Samsung will launch not only the Galaxy S5 later this month but an updated version of its Galaxy Gear smartwatch, insiders claim, a surprisingly early refresh to the wearable which arrived with great fanfare late in 2013 but reportedly disappointing sales. The two new flagship devices will share a stage at Samsung's "Unpacked 5 2014 event", invitations for which went out on Monday, the NYTimes reports, which will open Mobile World Congress in Barcelona on February 24th.
Pebble's appstore for its smartwatches has gone live, arriving in an update for the iOS Pebble app and with an Android version due "very, very soon" the company says. Currently stocked with more than 1,000 apps and watchfaces - though expected to become the main hub for all of the company's third-party developers to release their software through - the appstore is split into six app categories, spanning notifications through fitness and games.
Pebble will launch its appstore on Monday, February 3rd, the smartwatch company has announced today.

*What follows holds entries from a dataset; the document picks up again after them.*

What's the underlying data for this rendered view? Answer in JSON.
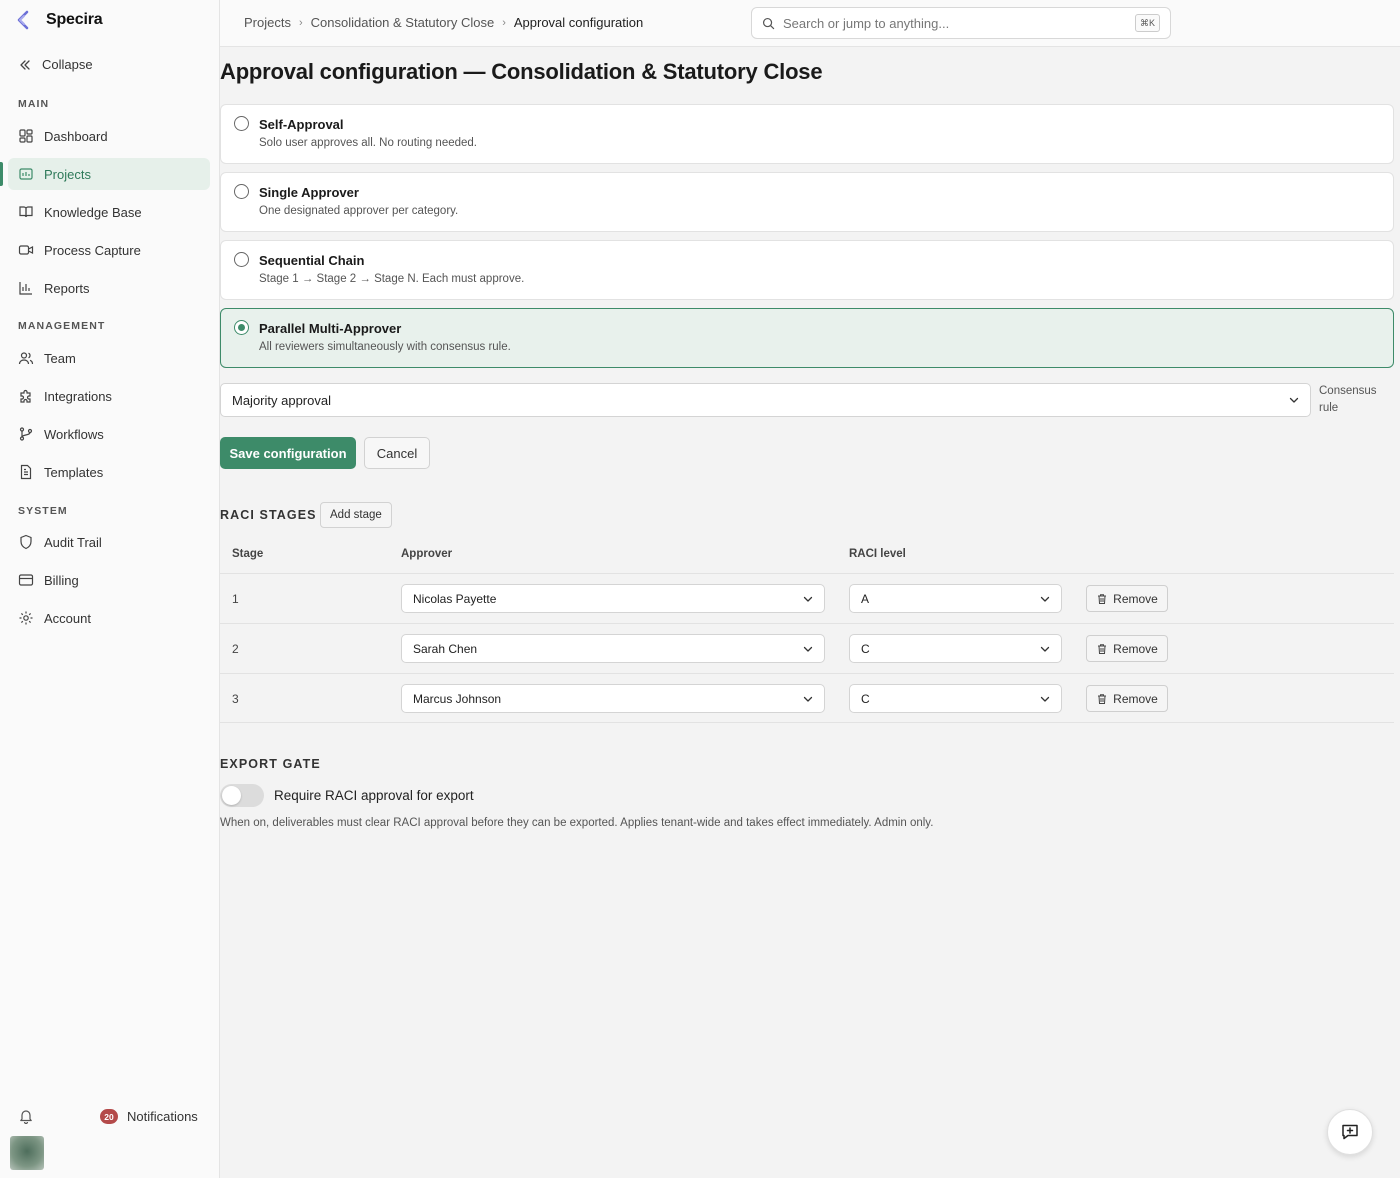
{
  "app": {
    "name": "Specira"
  },
  "sidebar": {
    "collapse_label": "Collapse",
    "sections": {
      "main": "MAIN",
      "management": "MANAGEMENT",
      "system": "SYSTEM"
    },
    "items": [
      {
        "label": "Dashboard",
        "icon": "dashboard-icon"
      },
      {
        "label": "Projects",
        "icon": "projects-icon",
        "active": true
      },
      {
        "label": "Knowledge Base",
        "icon": "book-icon"
      },
      {
        "label": "Process Capture",
        "icon": "video-icon"
      },
      {
        "label": "Reports",
        "icon": "bar-chart-icon"
      },
      {
        "label": "Team",
        "icon": "users-icon"
      },
      {
        "label": "Integrations",
        "icon": "puzzle-icon"
      },
      {
        "label": "Workflows",
        "icon": "git-branch-icon"
      },
      {
        "label": "Templates",
        "icon": "document-icon"
      },
      {
        "label": "Audit Trail",
        "icon": "shield-icon"
      },
      {
        "label": "Billing",
        "icon": "credit-card-icon"
      },
      {
        "label": "Account",
        "icon": "gear-icon"
      }
    ],
    "notifications": {
      "count": "20",
      "label": "Notifications"
    }
  },
  "topbar": {
    "breadcrumb": [
      "Projects",
      "Consolidation & Statutory Close",
      "Approval configuration"
    ],
    "search_placeholder": "Search or jump to anything...",
    "search_shortcut": "⌘K"
  },
  "page": {
    "title": "Approval configuration — Consolidation & Statutory Close",
    "options": [
      {
        "title": "Self-Approval",
        "description": "Solo user approves all. No routing needed.",
        "selected": false
      },
      {
        "title": "Single Approver",
        "description": "One designated approver per category.",
        "selected": false
      },
      {
        "title": "Sequential Chain",
        "description": "Stage 1 → Stage 2 → Stage N. Each must approve.",
        "selected": false
      },
      {
        "title": "Parallel Multi-Approver",
        "description": "All reviewers simultaneously with consensus rule.",
        "selected": true
      }
    ],
    "consensus": {
      "value": "Majority approval",
      "label": "Consensus rule"
    },
    "save_label": "Save configuration",
    "cancel_label": "Cancel",
    "raci": {
      "heading": "RACI STAGES",
      "add_label": "Add stage",
      "columns": [
        "Stage",
        "Approver",
        "RACI level"
      ],
      "rows": [
        {
          "stage": "1",
          "approver": "Nicolas Payette",
          "level": "A",
          "remove": "Remove"
        },
        {
          "stage": "2",
          "approver": "Sarah Chen",
          "level": "C",
          "remove": "Remove"
        },
        {
          "stage": "3",
          "approver": "Marcus Johnson",
          "level": "C",
          "remove": "Remove"
        }
      ]
    },
    "export_gate": {
      "heading": "EXPORT GATE",
      "toggle_label": "Require RACI approval for export",
      "toggle_on": false,
      "help": "When on, deliverables must clear RACI approval before they can be exported. Applies tenant-wide and takes effect immediately. Admin only."
    }
  },
  "colors": {
    "accent": "#3d8b69",
    "selected_bg": "#e8f1ec",
    "badge": "#b44a4a"
  }
}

The download store, which we tried in beta with the new Pebble Steel, will go live at 10AM PT, and give Pebble's growing developer community a centralized place to offer their apps and their custom watchfaces.

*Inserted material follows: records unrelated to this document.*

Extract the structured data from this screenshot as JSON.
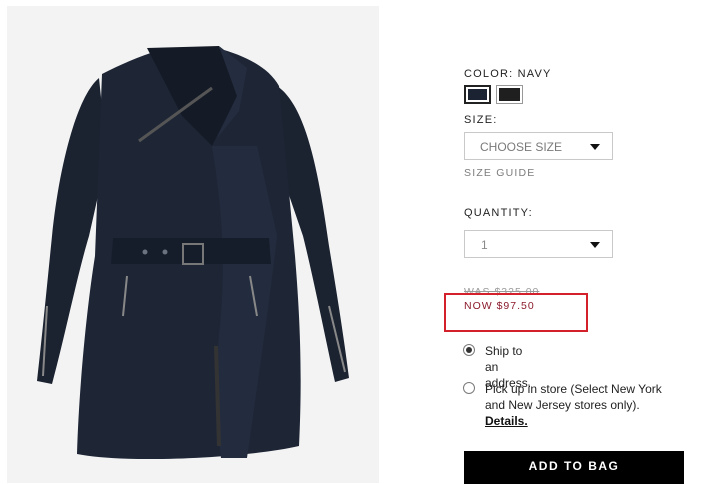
{
  "product_image": {
    "alt": "navy coat"
  },
  "color": {
    "label": "COLOR: NAVY",
    "swatches": [
      {
        "name": "navy",
        "hex": "#1b2333",
        "selected": true
      },
      {
        "name": "black",
        "hex": "#1f1f1f",
        "selected": false
      }
    ]
  },
  "size": {
    "label": "SIZE:",
    "selected_value": "CHOOSE SIZE",
    "guide_link": "SIZE GUIDE"
  },
  "quantity": {
    "label": "QUANTITY:",
    "selected_value": "1"
  },
  "price": {
    "was": "WAS $325.00",
    "now": "NOW $97.50"
  },
  "delivery": {
    "ship_option": "Ship to an address.",
    "pickup_option": "Pick up in store (Select New York and New Jersey stores only).",
    "details_link": "Details.",
    "selected": "ship"
  },
  "actions": {
    "add_to_bag": "ADD TO BAG"
  },
  "colors": {
    "accent": "#000000",
    "highlight": "#d4202a",
    "sale_price": "#8b1a2b"
  }
}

Pebble might not agree that 2014 is set to be the year of wearables: the smartwatch startup closed out last year with one of the most compelling devices in its category, taking the original Pebble from Kickstarter hit to shipping product and finally developer's darling. Now there's a second version, Pebble Steel, on sale alongside the first smartwatch for those who want a little more bling with their wrist-mounted apps. With high-spec alternatives like Samsung's Galaxy Gear, and the constant chatter of an Apple iWatch on the horizon, you could've forgiven Pebble for going all-out with the spec list, but in fact Pebble Steel shows surprising restraint. Method or madness? Read on for the full SlashGear review.
Apple is facing unexpected hurdles in its smartwatch design process, sources claim, with the much-discussed wearable - colloquially known as the "iWatch" - supposedly giving Cupertino engineers some sleepless nights. Issues include delivering sufficient battery life according to The Information, with Apple supposedly considering changing the display technology it initially intended to use in the hope of cutting power consumption.

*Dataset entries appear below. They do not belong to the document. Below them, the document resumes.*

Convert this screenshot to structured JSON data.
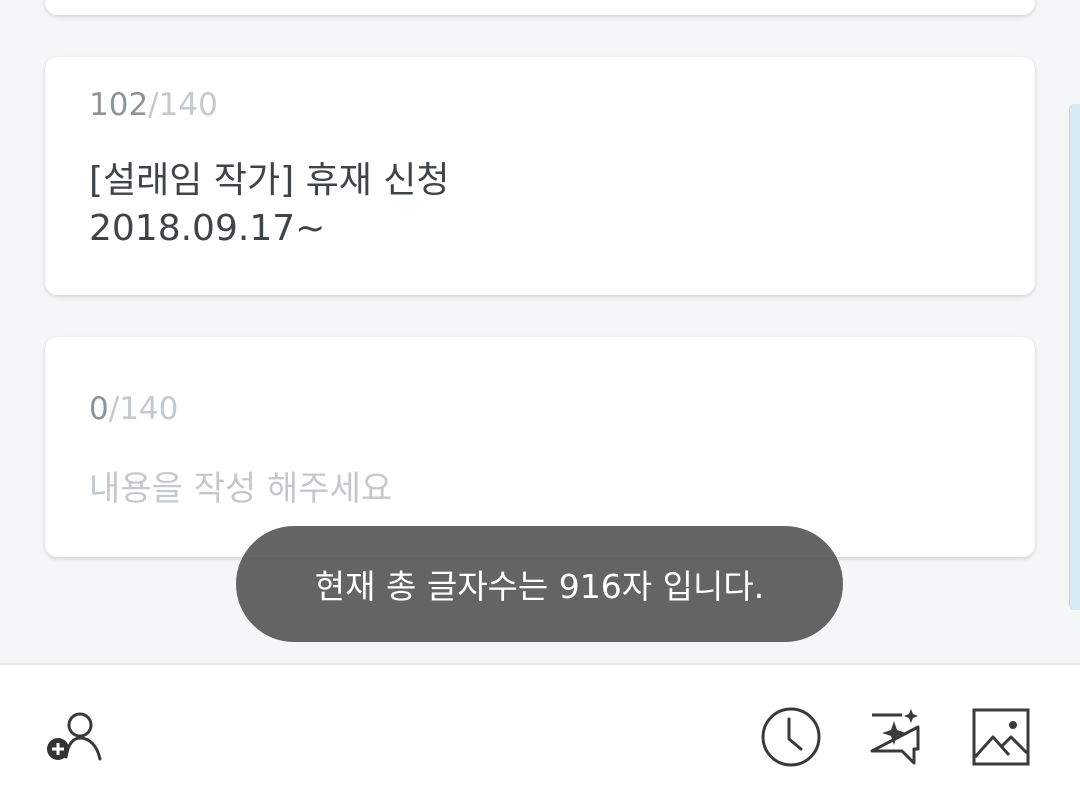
{
  "cards": [
    {
      "count_current": "102",
      "count_separator": "/",
      "count_max": "140",
      "text": "[설래임 작가] 휴재 신청\n2018.09.17~"
    },
    {
      "count_current": "0",
      "count_separator": "/",
      "count_max": "140",
      "placeholder": "내용을 작성 해주세요"
    }
  ],
  "toast": {
    "message": "현재 총 글자수는 916자 입니다."
  },
  "toolbar": {
    "icons": [
      "add-user-icon",
      "clock-icon",
      "sparkle-chat-icon",
      "image-icon"
    ]
  },
  "colors": {
    "background": "#f4f6f8",
    "card": "#ffffff",
    "text": "#3f4448",
    "muted": "#c4c9ce",
    "toast": "#505050",
    "scroll_accent": "#d7ebf4"
  }
}
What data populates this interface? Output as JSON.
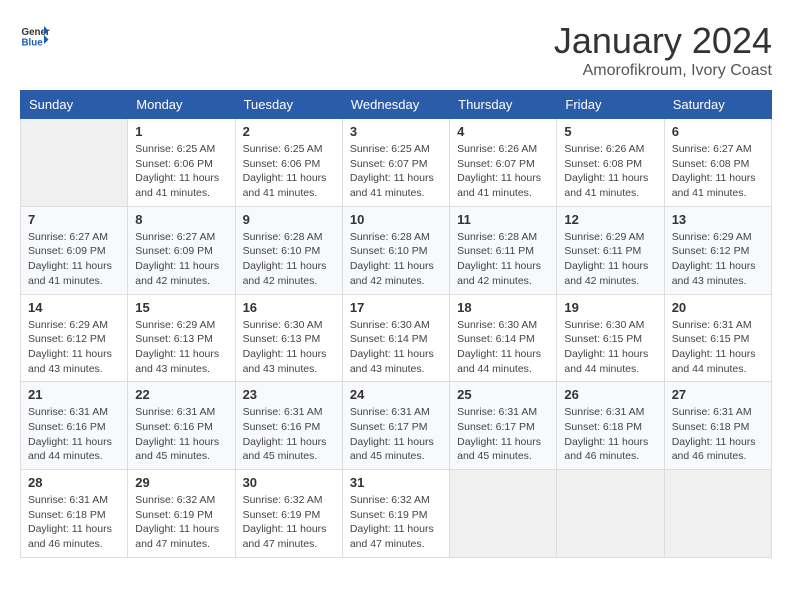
{
  "logo": {
    "line1": "General",
    "line2": "Blue"
  },
  "title": "January 2024",
  "subtitle": "Amorofikroum, Ivory Coast",
  "days_of_week": [
    "Sunday",
    "Monday",
    "Tuesday",
    "Wednesday",
    "Thursday",
    "Friday",
    "Saturday"
  ],
  "weeks": [
    [
      {
        "day": "",
        "info": ""
      },
      {
        "day": "1",
        "info": "Sunrise: 6:25 AM\nSunset: 6:06 PM\nDaylight: 11 hours\nand 41 minutes."
      },
      {
        "day": "2",
        "info": "Sunrise: 6:25 AM\nSunset: 6:06 PM\nDaylight: 11 hours\nand 41 minutes."
      },
      {
        "day": "3",
        "info": "Sunrise: 6:25 AM\nSunset: 6:07 PM\nDaylight: 11 hours\nand 41 minutes."
      },
      {
        "day": "4",
        "info": "Sunrise: 6:26 AM\nSunset: 6:07 PM\nDaylight: 11 hours\nand 41 minutes."
      },
      {
        "day": "5",
        "info": "Sunrise: 6:26 AM\nSunset: 6:08 PM\nDaylight: 11 hours\nand 41 minutes."
      },
      {
        "day": "6",
        "info": "Sunrise: 6:27 AM\nSunset: 6:08 PM\nDaylight: 11 hours\nand 41 minutes."
      }
    ],
    [
      {
        "day": "7",
        "info": "Sunrise: 6:27 AM\nSunset: 6:09 PM\nDaylight: 11 hours\nand 41 minutes."
      },
      {
        "day": "8",
        "info": "Sunrise: 6:27 AM\nSunset: 6:09 PM\nDaylight: 11 hours\nand 42 minutes."
      },
      {
        "day": "9",
        "info": "Sunrise: 6:28 AM\nSunset: 6:10 PM\nDaylight: 11 hours\nand 42 minutes."
      },
      {
        "day": "10",
        "info": "Sunrise: 6:28 AM\nSunset: 6:10 PM\nDaylight: 11 hours\nand 42 minutes."
      },
      {
        "day": "11",
        "info": "Sunrise: 6:28 AM\nSunset: 6:11 PM\nDaylight: 11 hours\nand 42 minutes."
      },
      {
        "day": "12",
        "info": "Sunrise: 6:29 AM\nSunset: 6:11 PM\nDaylight: 11 hours\nand 42 minutes."
      },
      {
        "day": "13",
        "info": "Sunrise: 6:29 AM\nSunset: 6:12 PM\nDaylight: 11 hours\nand 43 minutes."
      }
    ],
    [
      {
        "day": "14",
        "info": "Sunrise: 6:29 AM\nSunset: 6:12 PM\nDaylight: 11 hours\nand 43 minutes."
      },
      {
        "day": "15",
        "info": "Sunrise: 6:29 AM\nSunset: 6:13 PM\nDaylight: 11 hours\nand 43 minutes."
      },
      {
        "day": "16",
        "info": "Sunrise: 6:30 AM\nSunset: 6:13 PM\nDaylight: 11 hours\nand 43 minutes."
      },
      {
        "day": "17",
        "info": "Sunrise: 6:30 AM\nSunset: 6:14 PM\nDaylight: 11 hours\nand 43 minutes."
      },
      {
        "day": "18",
        "info": "Sunrise: 6:30 AM\nSunset: 6:14 PM\nDaylight: 11 hours\nand 44 minutes."
      },
      {
        "day": "19",
        "info": "Sunrise: 6:30 AM\nSunset: 6:15 PM\nDaylight: 11 hours\nand 44 minutes."
      },
      {
        "day": "20",
        "info": "Sunrise: 6:31 AM\nSunset: 6:15 PM\nDaylight: 11 hours\nand 44 minutes."
      }
    ],
    [
      {
        "day": "21",
        "info": "Sunrise: 6:31 AM\nSunset: 6:16 PM\nDaylight: 11 hours\nand 44 minutes."
      },
      {
        "day": "22",
        "info": "Sunrise: 6:31 AM\nSunset: 6:16 PM\nDaylight: 11 hours\nand 45 minutes."
      },
      {
        "day": "23",
        "info": "Sunrise: 6:31 AM\nSunset: 6:16 PM\nDaylight: 11 hours\nand 45 minutes."
      },
      {
        "day": "24",
        "info": "Sunrise: 6:31 AM\nSunset: 6:17 PM\nDaylight: 11 hours\nand 45 minutes."
      },
      {
        "day": "25",
        "info": "Sunrise: 6:31 AM\nSunset: 6:17 PM\nDaylight: 11 hours\nand 45 minutes."
      },
      {
        "day": "26",
        "info": "Sunrise: 6:31 AM\nSunset: 6:18 PM\nDaylight: 11 hours\nand 46 minutes."
      },
      {
        "day": "27",
        "info": "Sunrise: 6:31 AM\nSunset: 6:18 PM\nDaylight: 11 hours\nand 46 minutes."
      }
    ],
    [
      {
        "day": "28",
        "info": "Sunrise: 6:31 AM\nSunset: 6:18 PM\nDaylight: 11 hours\nand 46 minutes."
      },
      {
        "day": "29",
        "info": "Sunrise: 6:32 AM\nSunset: 6:19 PM\nDaylight: 11 hours\nand 47 minutes."
      },
      {
        "day": "30",
        "info": "Sunrise: 6:32 AM\nSunset: 6:19 PM\nDaylight: 11 hours\nand 47 minutes."
      },
      {
        "day": "31",
        "info": "Sunrise: 6:32 AM\nSunset: 6:19 PM\nDaylight: 11 hours\nand 47 minutes."
      },
      {
        "day": "",
        "info": ""
      },
      {
        "day": "",
        "info": ""
      },
      {
        "day": "",
        "info": ""
      }
    ]
  ]
}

New year, new Pebble, and the smartwatch company that took Kickstarter by storm has cooked up a second model, the Pebble Steel, to continue its assault on the wearables space. Announced here at CES 2014, where SlashGear caught up with CEO Eric Migicovsky to check out the new watch, Pebble Steel takes aim at a slightly different market to the original version, those watch-wearers who perhaps didn't want to give up their classically-designed Rolex, Omega, or similar for the chunky plastic of the first-gen model. Read on for some first impressions.
The next big release from Apple appears to be stacking up as a wearable device, coming up more than just a couple of times with a code-name iWatch. This device has been teased again today with a release inside China with inside sources suggesting Apple has been creating prototypes of the device and is currently testing more than one model. This miniature device is also set to look rather similar to that of the 6th generation iPod nano with a very similar battery size, lending steam to the idea that the change-back to a larger size for the line in favor of the iPod Shuffle was done for more than one easy-to-see reason.